Saturday, August 20, 2011

The Strange Case of Origami Yoda by Tom Angleberger

Dwight is a weird kid and therefore considered a loser by many of his classmates. Tommy and his friends are not much higher on the social totem pole, but at least they try to avoid potentially embarrassing situations. This is not easy to do in middle school when you always strike out playing softball in P.E. or your pants get wet in an awkward location or you really want to ask a girl to dance.

Unexpectedly, Dwight’s weirdness offers possible solutions when he tells the other kids to ask his origami Yoda finger-puppet for advice.  But can Tommy really trust Origami Yoda’s advice on a matter of great importance? Is the finger puppet magic? Or is it just Dwight messing with them? How can Origami Yoda seem so wise when Dwight seems so clearly clueless?

To help him decide, Tommy puts together a case file with stories from classmates who asked Yoda’s advice. His skeptical friend Harvey adds his rather mean comments and eventually makes his own advice-giving origami Yoda. In the end, Tommy has to decide whether to trust weird Dwight’s Yoda and risk embarrassment or listen to negative Harvey’s Yoda and play it safe.

The Strange Case of Origami Yoda is a fun, quick read, illustrated with doodles and instructions for making your own origami Yoda.  The audiobook is well done, with five narrators for the different kids who contribute to Tommy’s case file. The embarrassing situations are true-to-life, and the questions of whether it is okay to be weird, to be mean, to take chances, or to hide behind criticism add real depth to the story.

Author's web site:
Sequel: Darth Paper Strikes Back (Published August 23, 2011)

Friday, May 6, 2011

Tangerine by Edward Bloor

Paul Fisher is legally blind and an outstanding soccer goalie. He’s been told that he stared at an eclipse too long but has no memory of how his eyes were damaged. He fears his older brother Eric while their parents seem oblivious to any threat.  These contradictions pulled me right into Tangerine by Edward Bloor.
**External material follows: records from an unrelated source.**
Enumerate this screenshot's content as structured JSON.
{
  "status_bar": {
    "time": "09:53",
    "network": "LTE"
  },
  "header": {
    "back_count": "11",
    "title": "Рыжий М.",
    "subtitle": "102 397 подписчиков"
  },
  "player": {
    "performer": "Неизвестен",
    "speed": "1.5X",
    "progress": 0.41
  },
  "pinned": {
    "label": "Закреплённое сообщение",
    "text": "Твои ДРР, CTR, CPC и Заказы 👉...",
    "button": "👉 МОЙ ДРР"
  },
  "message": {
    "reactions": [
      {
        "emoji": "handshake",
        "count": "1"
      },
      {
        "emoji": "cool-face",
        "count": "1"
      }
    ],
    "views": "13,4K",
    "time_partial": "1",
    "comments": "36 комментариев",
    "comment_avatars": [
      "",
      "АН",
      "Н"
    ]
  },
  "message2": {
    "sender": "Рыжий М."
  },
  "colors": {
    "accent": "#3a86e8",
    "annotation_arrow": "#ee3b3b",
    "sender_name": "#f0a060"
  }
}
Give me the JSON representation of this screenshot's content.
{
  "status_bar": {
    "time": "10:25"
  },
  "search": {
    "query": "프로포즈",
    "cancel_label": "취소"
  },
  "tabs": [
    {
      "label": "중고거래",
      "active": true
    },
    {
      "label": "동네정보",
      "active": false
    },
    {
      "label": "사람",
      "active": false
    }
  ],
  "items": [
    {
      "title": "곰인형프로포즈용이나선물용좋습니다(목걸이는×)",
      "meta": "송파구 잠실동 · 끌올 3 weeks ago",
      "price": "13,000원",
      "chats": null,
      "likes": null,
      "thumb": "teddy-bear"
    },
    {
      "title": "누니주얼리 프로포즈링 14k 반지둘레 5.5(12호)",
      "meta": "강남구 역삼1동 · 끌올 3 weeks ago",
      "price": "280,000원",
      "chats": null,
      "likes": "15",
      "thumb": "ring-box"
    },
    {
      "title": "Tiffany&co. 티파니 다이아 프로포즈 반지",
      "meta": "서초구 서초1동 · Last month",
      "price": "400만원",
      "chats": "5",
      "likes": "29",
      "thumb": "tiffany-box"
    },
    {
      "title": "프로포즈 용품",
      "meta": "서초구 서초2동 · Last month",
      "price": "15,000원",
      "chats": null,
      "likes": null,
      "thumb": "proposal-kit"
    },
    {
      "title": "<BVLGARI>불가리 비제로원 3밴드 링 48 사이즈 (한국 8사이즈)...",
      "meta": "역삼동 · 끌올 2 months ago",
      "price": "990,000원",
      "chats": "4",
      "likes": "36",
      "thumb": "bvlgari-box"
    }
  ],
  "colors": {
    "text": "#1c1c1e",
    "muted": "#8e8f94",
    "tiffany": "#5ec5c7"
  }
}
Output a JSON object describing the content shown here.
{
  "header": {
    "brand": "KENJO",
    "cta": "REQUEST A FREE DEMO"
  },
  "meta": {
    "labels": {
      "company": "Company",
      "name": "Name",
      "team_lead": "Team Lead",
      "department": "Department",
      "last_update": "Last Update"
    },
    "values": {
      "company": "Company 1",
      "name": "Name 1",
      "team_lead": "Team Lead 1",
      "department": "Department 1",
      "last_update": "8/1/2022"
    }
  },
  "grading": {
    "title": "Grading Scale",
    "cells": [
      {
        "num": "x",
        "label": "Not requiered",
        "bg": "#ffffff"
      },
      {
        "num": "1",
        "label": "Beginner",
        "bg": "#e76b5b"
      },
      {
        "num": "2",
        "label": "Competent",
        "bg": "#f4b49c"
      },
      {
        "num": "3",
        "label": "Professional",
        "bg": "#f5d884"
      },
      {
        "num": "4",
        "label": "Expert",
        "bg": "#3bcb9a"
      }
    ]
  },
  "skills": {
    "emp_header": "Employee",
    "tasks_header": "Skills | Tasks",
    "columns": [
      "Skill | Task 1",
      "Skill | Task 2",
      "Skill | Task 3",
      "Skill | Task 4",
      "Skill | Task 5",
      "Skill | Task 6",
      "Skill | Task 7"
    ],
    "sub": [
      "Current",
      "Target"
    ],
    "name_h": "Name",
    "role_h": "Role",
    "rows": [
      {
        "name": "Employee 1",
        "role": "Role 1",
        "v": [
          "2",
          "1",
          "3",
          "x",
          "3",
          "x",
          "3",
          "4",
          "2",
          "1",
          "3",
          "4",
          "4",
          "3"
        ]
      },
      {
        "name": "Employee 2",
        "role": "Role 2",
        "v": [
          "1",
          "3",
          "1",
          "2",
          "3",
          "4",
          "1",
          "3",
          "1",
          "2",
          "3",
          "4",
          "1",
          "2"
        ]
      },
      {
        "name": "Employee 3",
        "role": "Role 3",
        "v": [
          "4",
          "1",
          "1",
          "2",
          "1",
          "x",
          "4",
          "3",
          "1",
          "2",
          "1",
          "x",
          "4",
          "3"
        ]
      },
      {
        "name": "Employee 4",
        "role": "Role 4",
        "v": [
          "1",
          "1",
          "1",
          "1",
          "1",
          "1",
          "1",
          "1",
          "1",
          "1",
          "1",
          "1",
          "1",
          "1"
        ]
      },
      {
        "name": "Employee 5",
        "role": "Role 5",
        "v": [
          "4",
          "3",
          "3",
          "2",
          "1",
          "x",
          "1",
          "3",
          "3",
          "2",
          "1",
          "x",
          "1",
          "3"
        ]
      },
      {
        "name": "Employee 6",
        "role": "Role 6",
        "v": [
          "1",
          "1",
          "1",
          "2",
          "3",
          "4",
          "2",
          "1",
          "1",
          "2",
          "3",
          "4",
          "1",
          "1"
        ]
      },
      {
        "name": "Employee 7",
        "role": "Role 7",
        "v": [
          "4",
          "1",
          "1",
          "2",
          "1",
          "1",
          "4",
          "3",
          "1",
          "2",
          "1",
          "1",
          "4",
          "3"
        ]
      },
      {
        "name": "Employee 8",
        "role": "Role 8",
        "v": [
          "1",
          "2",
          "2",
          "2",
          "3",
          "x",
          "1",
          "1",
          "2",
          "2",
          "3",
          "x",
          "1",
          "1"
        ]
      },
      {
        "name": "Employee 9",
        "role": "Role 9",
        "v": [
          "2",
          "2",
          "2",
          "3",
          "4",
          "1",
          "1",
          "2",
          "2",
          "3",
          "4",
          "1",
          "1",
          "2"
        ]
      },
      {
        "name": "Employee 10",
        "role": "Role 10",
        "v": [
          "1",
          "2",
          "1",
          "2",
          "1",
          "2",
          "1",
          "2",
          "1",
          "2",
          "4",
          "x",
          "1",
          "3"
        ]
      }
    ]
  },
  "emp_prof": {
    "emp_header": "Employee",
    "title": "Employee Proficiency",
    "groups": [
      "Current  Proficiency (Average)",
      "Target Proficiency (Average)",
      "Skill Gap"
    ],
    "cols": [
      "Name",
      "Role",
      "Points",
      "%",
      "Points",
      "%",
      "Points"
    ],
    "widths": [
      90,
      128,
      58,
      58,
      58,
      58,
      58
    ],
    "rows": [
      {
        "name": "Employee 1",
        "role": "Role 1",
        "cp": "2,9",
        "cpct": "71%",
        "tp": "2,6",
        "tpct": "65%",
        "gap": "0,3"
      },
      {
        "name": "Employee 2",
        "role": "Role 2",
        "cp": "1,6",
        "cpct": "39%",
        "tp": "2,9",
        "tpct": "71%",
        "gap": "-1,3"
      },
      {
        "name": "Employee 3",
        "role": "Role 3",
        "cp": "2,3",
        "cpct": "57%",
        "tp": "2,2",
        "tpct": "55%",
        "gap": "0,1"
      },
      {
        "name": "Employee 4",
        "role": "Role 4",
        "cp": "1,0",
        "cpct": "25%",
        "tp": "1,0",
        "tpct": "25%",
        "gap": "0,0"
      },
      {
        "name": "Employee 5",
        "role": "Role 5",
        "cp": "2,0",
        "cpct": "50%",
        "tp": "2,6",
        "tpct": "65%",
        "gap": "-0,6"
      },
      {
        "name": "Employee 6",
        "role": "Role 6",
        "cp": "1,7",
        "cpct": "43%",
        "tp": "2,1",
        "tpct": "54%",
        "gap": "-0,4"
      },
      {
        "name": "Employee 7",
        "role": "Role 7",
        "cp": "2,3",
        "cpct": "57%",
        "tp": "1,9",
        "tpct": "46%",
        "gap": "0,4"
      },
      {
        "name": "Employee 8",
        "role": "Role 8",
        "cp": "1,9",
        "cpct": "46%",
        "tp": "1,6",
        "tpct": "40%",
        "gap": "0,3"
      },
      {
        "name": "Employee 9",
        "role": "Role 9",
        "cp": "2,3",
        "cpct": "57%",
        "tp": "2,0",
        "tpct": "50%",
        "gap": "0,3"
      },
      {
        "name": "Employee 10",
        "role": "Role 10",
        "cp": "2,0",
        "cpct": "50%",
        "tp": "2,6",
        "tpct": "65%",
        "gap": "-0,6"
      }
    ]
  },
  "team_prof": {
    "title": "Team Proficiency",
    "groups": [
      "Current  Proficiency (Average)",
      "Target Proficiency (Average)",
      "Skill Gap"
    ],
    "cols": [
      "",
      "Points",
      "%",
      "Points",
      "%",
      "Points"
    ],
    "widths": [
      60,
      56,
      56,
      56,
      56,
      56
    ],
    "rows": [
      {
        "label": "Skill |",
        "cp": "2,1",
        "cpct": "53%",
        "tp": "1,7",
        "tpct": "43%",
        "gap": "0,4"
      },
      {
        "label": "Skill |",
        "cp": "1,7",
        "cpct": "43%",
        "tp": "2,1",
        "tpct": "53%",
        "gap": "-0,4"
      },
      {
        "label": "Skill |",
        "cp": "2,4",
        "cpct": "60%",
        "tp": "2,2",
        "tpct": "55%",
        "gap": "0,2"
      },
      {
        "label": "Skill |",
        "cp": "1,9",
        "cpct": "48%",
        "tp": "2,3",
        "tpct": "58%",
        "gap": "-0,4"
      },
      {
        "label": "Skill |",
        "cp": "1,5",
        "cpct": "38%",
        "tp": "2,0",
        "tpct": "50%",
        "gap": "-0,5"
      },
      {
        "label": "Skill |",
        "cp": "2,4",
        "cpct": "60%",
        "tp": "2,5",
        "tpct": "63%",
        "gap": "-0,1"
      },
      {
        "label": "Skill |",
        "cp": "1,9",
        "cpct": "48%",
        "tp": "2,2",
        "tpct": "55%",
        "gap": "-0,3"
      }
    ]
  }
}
When the family moves to Florida, their new town of Tangerine adds to the mystery: the continual muck fires, disappearing koi, a student struck by lightning, and a massive sinkhole.  Paul finds his way around these hazards as he joins the soccer team at Tangerine Middle School - the school on the other side of the figurative tracks from his middle class subdivision.

Paul is a clear-sighted and honorable character surrounded by a family absorbed in their own concerns and dreams.  The mysteries and citizens of Tangerine provide a complex and rich world where Paul can seek his own place and perhaps a clearer view into his own past.

Author site: